Return the listing below exactly as it stands. Pictures stay out.
::::
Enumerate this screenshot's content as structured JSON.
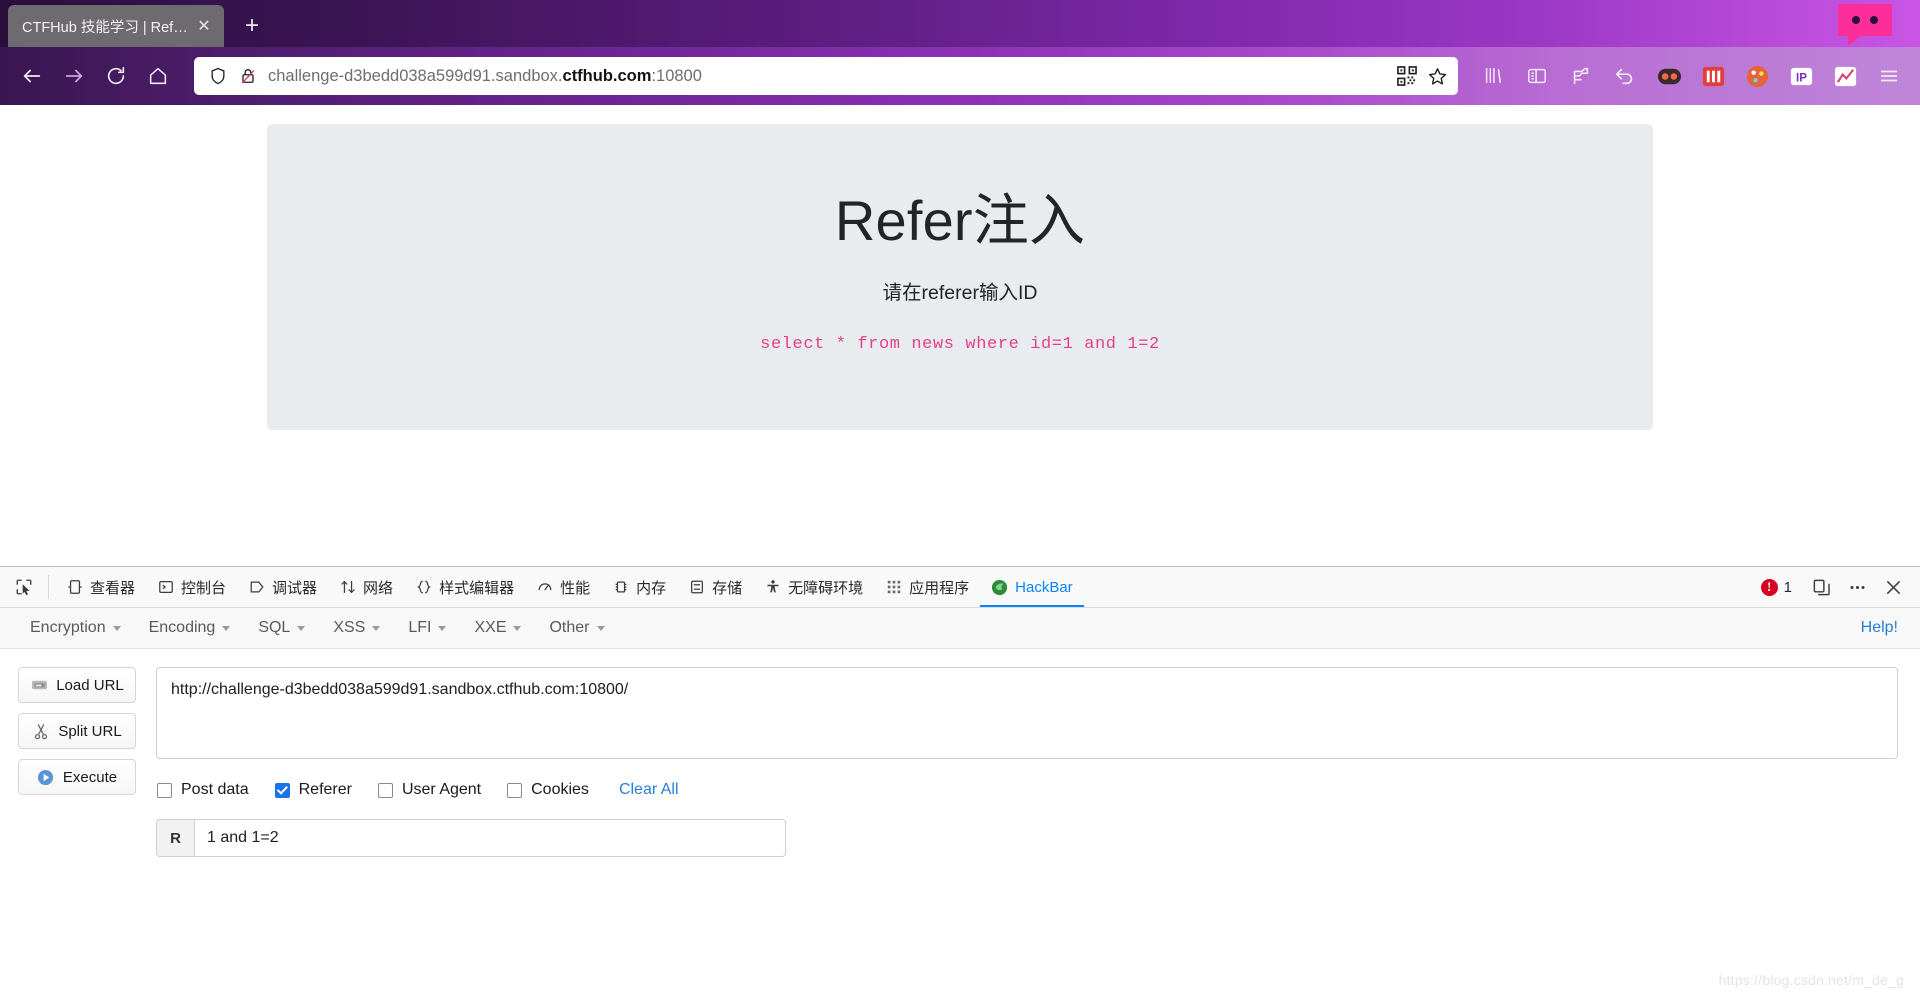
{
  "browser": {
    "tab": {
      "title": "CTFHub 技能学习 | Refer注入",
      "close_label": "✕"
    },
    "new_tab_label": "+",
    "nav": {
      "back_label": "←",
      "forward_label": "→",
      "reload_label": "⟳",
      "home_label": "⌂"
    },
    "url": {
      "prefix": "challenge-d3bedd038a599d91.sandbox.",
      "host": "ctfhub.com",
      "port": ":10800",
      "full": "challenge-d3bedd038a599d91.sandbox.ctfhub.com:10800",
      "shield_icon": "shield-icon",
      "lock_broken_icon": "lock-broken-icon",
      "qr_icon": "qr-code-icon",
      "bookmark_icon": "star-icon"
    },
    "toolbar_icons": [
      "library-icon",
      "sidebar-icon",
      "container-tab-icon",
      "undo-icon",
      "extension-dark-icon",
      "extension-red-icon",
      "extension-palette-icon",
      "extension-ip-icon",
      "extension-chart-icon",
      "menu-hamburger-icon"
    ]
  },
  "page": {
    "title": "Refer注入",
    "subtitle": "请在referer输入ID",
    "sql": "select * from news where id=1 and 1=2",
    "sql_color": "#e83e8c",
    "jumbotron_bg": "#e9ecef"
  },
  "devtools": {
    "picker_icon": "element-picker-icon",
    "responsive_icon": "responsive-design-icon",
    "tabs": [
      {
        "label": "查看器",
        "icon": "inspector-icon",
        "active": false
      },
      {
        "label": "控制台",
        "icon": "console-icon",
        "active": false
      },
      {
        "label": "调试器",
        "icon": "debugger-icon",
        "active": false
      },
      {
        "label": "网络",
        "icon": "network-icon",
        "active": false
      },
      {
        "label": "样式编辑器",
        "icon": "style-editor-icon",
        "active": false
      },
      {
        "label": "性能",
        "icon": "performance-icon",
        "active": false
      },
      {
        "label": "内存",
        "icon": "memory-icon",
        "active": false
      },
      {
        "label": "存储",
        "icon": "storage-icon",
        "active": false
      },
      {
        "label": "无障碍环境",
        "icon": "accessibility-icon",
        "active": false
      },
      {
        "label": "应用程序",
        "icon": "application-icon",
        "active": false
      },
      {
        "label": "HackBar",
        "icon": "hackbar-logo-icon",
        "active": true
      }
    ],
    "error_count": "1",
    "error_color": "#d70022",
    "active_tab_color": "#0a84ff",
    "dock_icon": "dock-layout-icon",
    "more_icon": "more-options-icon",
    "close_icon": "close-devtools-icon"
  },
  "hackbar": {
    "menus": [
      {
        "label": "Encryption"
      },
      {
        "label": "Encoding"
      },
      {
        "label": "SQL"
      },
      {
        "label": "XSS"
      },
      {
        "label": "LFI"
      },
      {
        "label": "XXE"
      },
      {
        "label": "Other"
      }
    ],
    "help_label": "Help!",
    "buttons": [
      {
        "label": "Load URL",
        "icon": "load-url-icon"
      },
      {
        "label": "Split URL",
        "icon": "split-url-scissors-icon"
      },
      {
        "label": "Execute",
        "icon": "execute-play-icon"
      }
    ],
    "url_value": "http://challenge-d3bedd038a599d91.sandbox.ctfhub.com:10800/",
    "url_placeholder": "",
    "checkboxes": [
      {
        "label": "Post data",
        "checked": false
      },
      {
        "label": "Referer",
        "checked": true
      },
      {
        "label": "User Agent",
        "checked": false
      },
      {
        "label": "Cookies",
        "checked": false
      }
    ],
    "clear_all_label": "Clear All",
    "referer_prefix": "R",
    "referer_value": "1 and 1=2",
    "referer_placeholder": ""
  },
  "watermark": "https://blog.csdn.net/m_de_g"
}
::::
§ **Exercise result**:
Enumerate this screenshot's content as structured JSON.
{
  "browser": {
    "tab": {
      "title": "CTFHub 技能学习 | Refer注入",
      "close_label": "✕"
    },
    "new_tab_label": "+",
    "nav": {
      "back_label": "←",
      "forward_label": "→",
      "reload_label": "⟳",
      "home_label": "⌂"
    },
    "url": {
      "prefix": "challenge-d3bedd038a599d91.sandbox.",
      "host": "ctfhub.com",
      "port": ":10800",
      "full": "challenge-d3bedd038a599d91.sandbox.ctfhub.com:10800",
      "shield_icon": "shield-icon",
      "lock_broken_icon": "lock-broken-icon",
      "qr_icon": "qr-code-icon",
      "bookmark_icon": "star-icon"
    },
    "toolbar_icons": [
      "library-icon",
      "sidebar-icon",
      "container-tab-icon",
      "undo-icon",
      "extension-dark-icon",
      "extension-red-icon",
      "extension-palette-icon",
      "extension-ip-icon",
      "extension-chart-icon",
      "menu-hamburger-icon"
    ]
  },
  "page": {
    "title": "Refer注入",
    "subtitle": "请在referer输入ID",
    "sql": "select * from news where id=1 and 1=2",
    "sql_color": "#e83e8c",
    "jumbotron_bg": "#e9ecef"
  },
  "devtools": {
    "picker_icon": "element-picker-icon",
    "responsive_icon": "responsive-design-icon",
    "tabs": [
      {
        "label": "查看器",
        "icon": "inspector-icon",
        "active": false
      },
      {
        "label": "控制台",
        "icon": "console-icon",
        "active": false
      },
      {
        "label": "调试器",
        "icon": "debugger-icon",
        "active": false
      },
      {
        "label": "网络",
        "icon": "network-icon",
        "active": false
      },
      {
        "label": "样式编辑器",
        "icon": "style-editor-icon",
        "active": false
      },
      {
        "label": "性能",
        "icon": "performance-icon",
        "active": false
      },
      {
        "label": "内存",
        "icon": "memory-icon",
        "active": false
      },
      {
        "label": "存储",
        "icon": "storage-icon",
        "active": false
      },
      {
        "label": "无障碍环境",
        "icon": "accessibility-icon",
        "active": false
      },
      {
        "label": "应用程序",
        "icon": "application-icon",
        "active": false
      },
      {
        "label": "HackBar",
        "icon": "hackbar-logo-icon",
        "active": true
      }
    ],
    "error_count": "1",
    "error_color": "#d70022",
    "active_tab_color": "#0a84ff",
    "dock_icon": "dock-layout-icon",
    "more_icon": "more-options-icon",
    "close_icon": "close-devtools-icon"
  },
  "hackbar": {
    "menus": [
      {
        "label": "Encryption"
      },
      {
        "label": "Encoding"
      },
      {
        "label": "SQL"
      },
      {
        "label": "XSS"
      },
      {
        "label": "LFI"
      },
      {
        "label": "XXE"
      },
      {
        "label": "Other"
      }
    ],
    "help_label": "Help!",
    "buttons": [
      {
        "label": "Load URL",
        "icon": "load-url-icon"
      },
      {
        "label": "Split URL",
        "icon": "split-url-scissors-icon"
      },
      {
        "label": "Execute",
        "icon": "execute-play-icon"
      }
    ],
    "url_value": "http://challenge-d3bedd038a599d91.sandbox.ctfhub.com:10800/",
    "url_placeholder": "",
    "checkboxes": [
      {
        "label": "Post data",
        "checked": false
      },
      {
        "label": "Referer",
        "checked": true
      },
      {
        "label": "User Agent",
        "checked": false
      },
      {
        "label": "Cookies",
        "checked": false
      }
    ],
    "clear_all_label": "Clear All",
    "referer_prefix": "R",
    "referer_value": "1 and 1=2",
    "referer_placeholder": ""
  },
  "watermark": "https://blog.csdn.net/m_de_g"
}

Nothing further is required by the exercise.